Back-Tested Strategies: Real Or Random?

Back-Tested Strategies: Real Or Random?

Have you ever seen a bad back-test?

Investment professionals have been jokingly asking that question for years, and the answer remains the same: of course not. That is because no one will likely visit your office to discuss a new product designed to be smart beta, strategic beta, or what I’ll call factor-based whose simulated history only offers mediocre performance.

Get Our Activist Investing Case Study!

Get the entire 10-part series on our in-depth study on activist investing in PDF. Save it to your desktop, read it on your tablet, or print it out to read anywhere! Sign up below!

Why? Because few would buy it.

Ray Dalio At Robin Hood 2021: The Market Is Not In A Bubble

Fractional Shares Stock PickerAt this year's annual Robin Hood conference, which was held virtually, the founder of the world's largest hedge fund, Ray Dalio, talked about asset bubbles and how investors could detect as well as deal with bubbles in the marketplace. Q1 2021 hedge fund letters, conferences and more Dalio believes that by studying past market cycles Read More

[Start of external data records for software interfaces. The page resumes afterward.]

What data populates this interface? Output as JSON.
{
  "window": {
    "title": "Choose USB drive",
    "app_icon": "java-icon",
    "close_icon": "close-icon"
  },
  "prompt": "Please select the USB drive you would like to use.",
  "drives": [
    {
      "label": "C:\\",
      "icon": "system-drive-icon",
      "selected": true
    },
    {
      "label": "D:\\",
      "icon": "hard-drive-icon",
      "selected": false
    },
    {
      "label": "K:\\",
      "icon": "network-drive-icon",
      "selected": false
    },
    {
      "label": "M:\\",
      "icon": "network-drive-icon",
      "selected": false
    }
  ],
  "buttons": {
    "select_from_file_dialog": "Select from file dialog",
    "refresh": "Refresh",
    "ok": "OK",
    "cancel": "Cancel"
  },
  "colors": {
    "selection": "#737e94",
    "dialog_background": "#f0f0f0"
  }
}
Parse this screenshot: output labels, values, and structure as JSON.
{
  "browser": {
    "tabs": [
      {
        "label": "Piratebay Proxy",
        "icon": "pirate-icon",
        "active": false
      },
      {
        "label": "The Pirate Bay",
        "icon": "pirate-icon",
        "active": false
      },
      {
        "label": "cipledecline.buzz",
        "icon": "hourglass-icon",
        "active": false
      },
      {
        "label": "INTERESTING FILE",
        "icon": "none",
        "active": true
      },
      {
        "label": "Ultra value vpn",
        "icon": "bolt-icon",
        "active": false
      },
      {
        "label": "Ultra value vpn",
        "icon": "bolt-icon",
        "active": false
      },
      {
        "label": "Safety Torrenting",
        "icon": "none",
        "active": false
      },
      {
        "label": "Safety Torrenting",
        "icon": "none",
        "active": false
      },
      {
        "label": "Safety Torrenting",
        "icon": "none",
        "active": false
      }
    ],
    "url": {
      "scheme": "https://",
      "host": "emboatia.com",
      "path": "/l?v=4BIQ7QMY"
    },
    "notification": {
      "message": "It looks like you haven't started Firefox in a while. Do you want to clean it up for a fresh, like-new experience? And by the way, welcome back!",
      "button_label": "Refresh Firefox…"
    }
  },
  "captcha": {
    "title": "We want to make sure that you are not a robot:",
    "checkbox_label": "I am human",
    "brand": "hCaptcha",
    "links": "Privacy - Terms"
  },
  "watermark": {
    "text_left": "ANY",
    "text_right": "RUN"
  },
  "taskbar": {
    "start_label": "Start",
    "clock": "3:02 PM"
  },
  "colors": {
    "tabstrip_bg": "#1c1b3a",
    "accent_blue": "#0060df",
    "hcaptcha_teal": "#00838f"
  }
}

Which brings us to how investment products are (often) made and how you can determine whether they are worth your clients’ money.

Factor-based products are often developed when asset managers examine historical data to try to determine what attributes of securities may have driven outperformance over time. Before a product is launched, a rules-based methodology may be implemented and applied to historical data as if the methodology had begun earlier, hence the term back-tested. What one person might consider research another might call data mining, and there can be a fine line between the two. But however you think about it, there is a difference between finding a random anomaly and identifying a viable rules-based strategy.

As a fun example of this, a few years ago my colleagues Joel Dickson and Chuck Thomas ran a hypothetical simulation that compared the performance of the S&P 500 Index with an equity portfolio that had an equally weighted combination of all stocks with tickers that began with S, M, A, R, or T. As the figure below shows, this simple, rules-based strategy did very well over a long period of time. However, let’s be honest, there is no sound reason to justify why it would be a good idea to pursue this strategy in the future.

Annualized return of S.M.A.R.T. beta strategy from December 31, 1994, to October 31, 2013

Source: Vanguard.

Note: The S.M.A.R.T. beta strategy is hypothetical in nature and does not represent the returns of any Index or Investment vehicle. It is constructed with equal-weighted components of all current securities in the S&P 500 whose tickers begin with the letters S.M.A.R.T. and rebalanced monthly.

While in most cases, it is hard to eliminate the risks of data mining entirely, there are a number of ways to help improve your confidence in the potential of a simple rules-based strategy to produce a return premium for a client in the future.

I invite you to download our one-page checklist for evaluating back-tested strategies, which identifies common biases that can occur when products are created. The questions in the checklist are ones you may want to ask any time you are considering a factor-based product.

Read the full article here by Doug Grim of Vanguard

No posts to display